Imitation of outward and inward activities: The poet imitates the creative process of nature, but the objects of his imitation are the action of men in all its manifestation. The action may be external or internal. It may be the action within the soul or human psyche.
Plato’s charge against poetry: Plato has accused poetry of telling lies and called “the mother of lies”. So he has wanted to banish poetry and poets from his ideal Republic. Aristotle by his theory of imitation answers the charge to Plato that poetry is an imitation of “shadow of shadows”. Aristotle tells us that art imitates not the mere shadows of things, but the “ideal reality” embodied in every object of the world. Poetry is a creative process. It imitates the ideal and the universal. Poetic truth is higher than historical truth. It is more philosophical, more conducive to understand than philosophy itself.
The universal truth of poetry: From the concept of imitation, Aristotle arrives at a new position that, his concept of poetry is a revelation of the permanent and universal characteristics of human life and thought. Poetry is not mere transcript of life. It is something more than pure illusion. Aristotle firmly says, poetry is concerned with the universal, not with the particular.

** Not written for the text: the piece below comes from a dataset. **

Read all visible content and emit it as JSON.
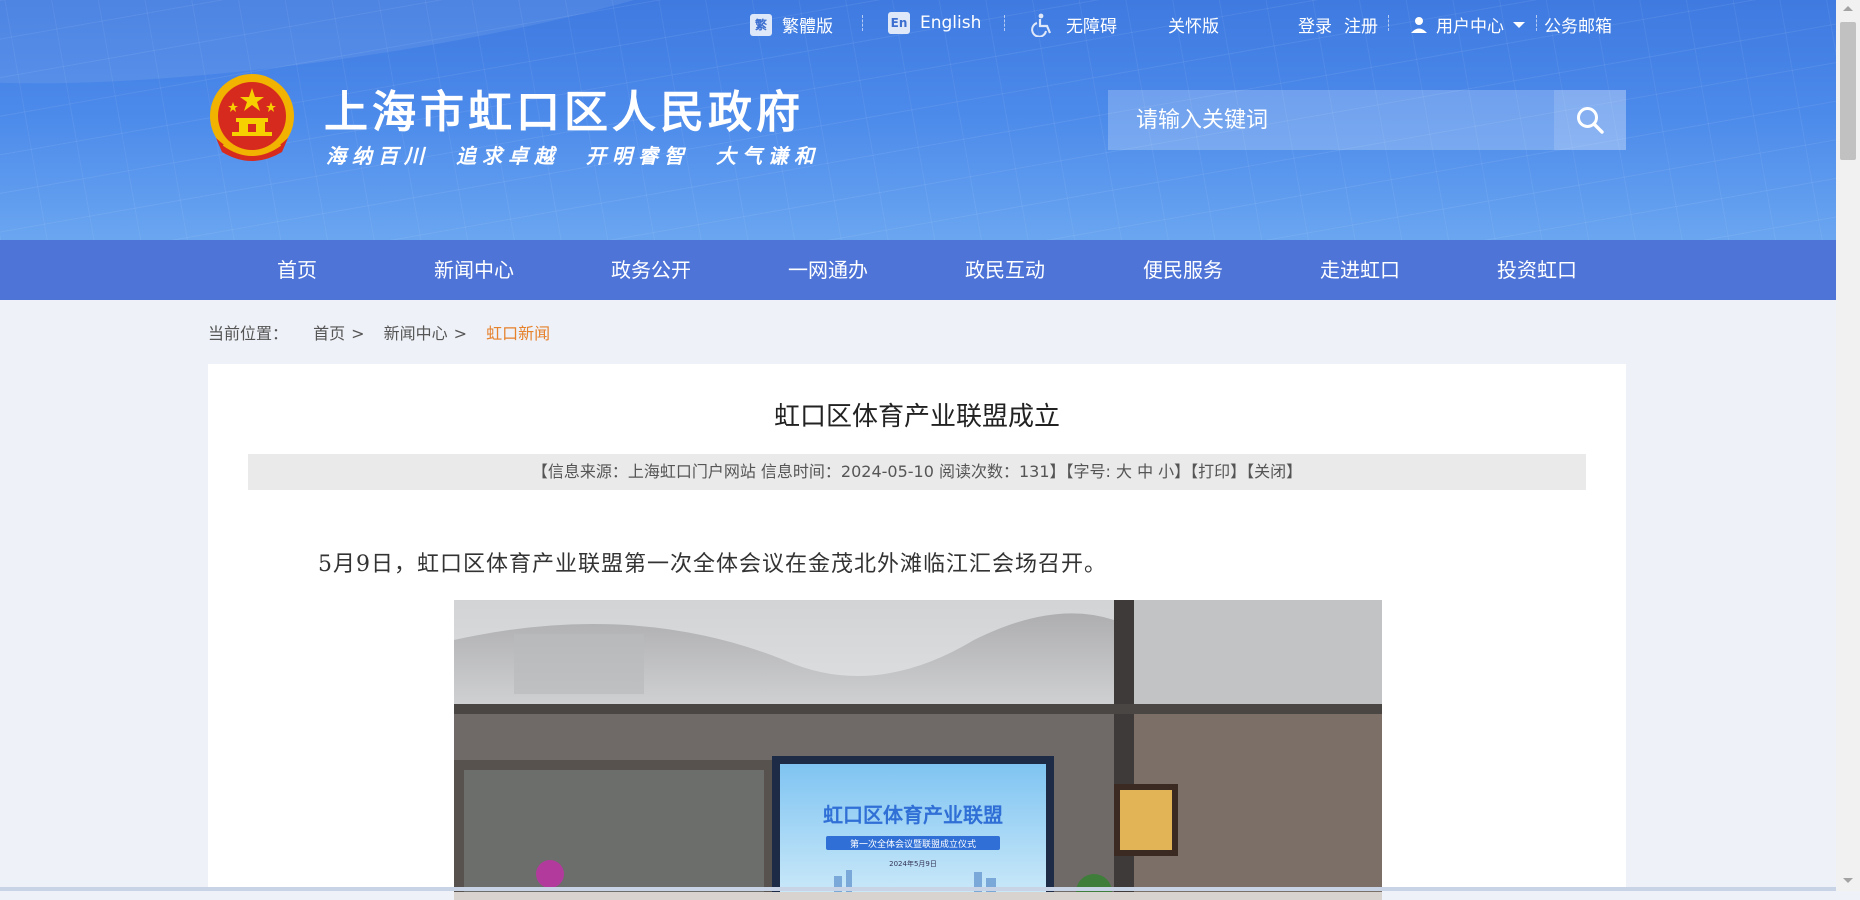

Conclusion: To conclude, Aristotle’s theory of imitation has generally been regarded as a concept, which is valid only in respect of the representational arts. Thus he has breathed new life and soul into the concept of poetic imitation, enlarged its scope, and showed that it is in reality, a creative process.